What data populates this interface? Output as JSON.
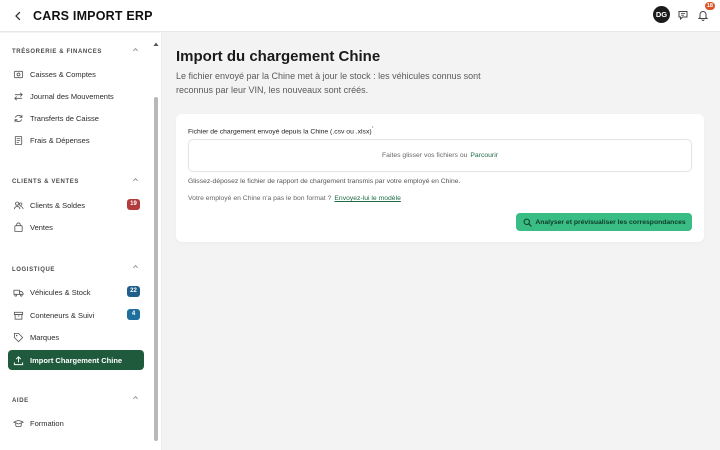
{
  "header": {
    "title": "CARS IMPORT ERP",
    "avatar_initials": "DG",
    "notification_count": "18"
  },
  "sidebar": {
    "sections": [
      {
        "title": "TRÉSORERIE & FINANCES"
      },
      {
        "title": "CLIENTS & VENTES"
      },
      {
        "title": "LOGISTIQUE"
      },
      {
        "title": "AIDE"
      }
    ],
    "items": [
      {
        "label": "Caisses & Comptes",
        "icon": "cash-register-icon"
      },
      {
        "label": "Journal des Mouvements",
        "icon": "arrows-swap-icon"
      },
      {
        "label": "Transferts de Caisse",
        "icon": "refresh-icon"
      },
      {
        "label": "Frais & Dépenses",
        "icon": "receipt-icon"
      },
      {
        "label": "Clients & Soldes",
        "icon": "users-icon",
        "badge": "19",
        "badge_color": "#b23b3b"
      },
      {
        "label": "Ventes",
        "icon": "shopping-bag-icon"
      },
      {
        "label": "Véhicules & Stock",
        "icon": "truck-icon",
        "badge": "22",
        "badge_color": "#1f5f8c"
      },
      {
        "label": "Conteneurs & Suivi",
        "icon": "box-icon",
        "badge": "4",
        "badge_color": "#1f6f9e"
      },
      {
        "label": "Marques",
        "icon": "tag-icon"
      },
      {
        "label": "Import Chargement Chine",
        "icon": "upload-icon",
        "active": true
      },
      {
        "label": "Formation",
        "icon": "graduation-cap-icon"
      }
    ]
  },
  "main": {
    "title": "Import du chargement Chine",
    "description": "Le fichier envoyé par la Chine met à jour le stock : les véhicules connus sont reconnus par leur VIN, les nouveaux sont créés.",
    "field_label": "Fichier de chargement envoyé depuis la Chine (.csv ou .xlsx)",
    "required_mark": "*",
    "dropzone_text": "Faites glisser vos fichiers ou",
    "dropzone_link": "Parcourir",
    "hint": "Glissez-déposez le fichier de rapport de chargement transmis par votre employé en Chine.",
    "format_question": "Votre employé en Chine n'a pas le bon format ?",
    "format_link": "Envoyez-lui le modèle",
    "analyze_button": "Analyser et prévisualiser les correspondances"
  },
  "colors": {
    "accent": "#1f5a3c",
    "button": "#39bd84",
    "link": "#1d6b48"
  }
}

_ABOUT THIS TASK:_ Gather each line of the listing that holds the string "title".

_EXERCISE RESPONSE:_
    "title": "CARS IMPORT ERP",
        "title": "TRÉSORERIE & FINANCES"
        "title": "CLIENTS & VENTES"
        "title": "LOGISTIQUE"
        "title": "AIDE"
    "title": "Import du chargement Chine",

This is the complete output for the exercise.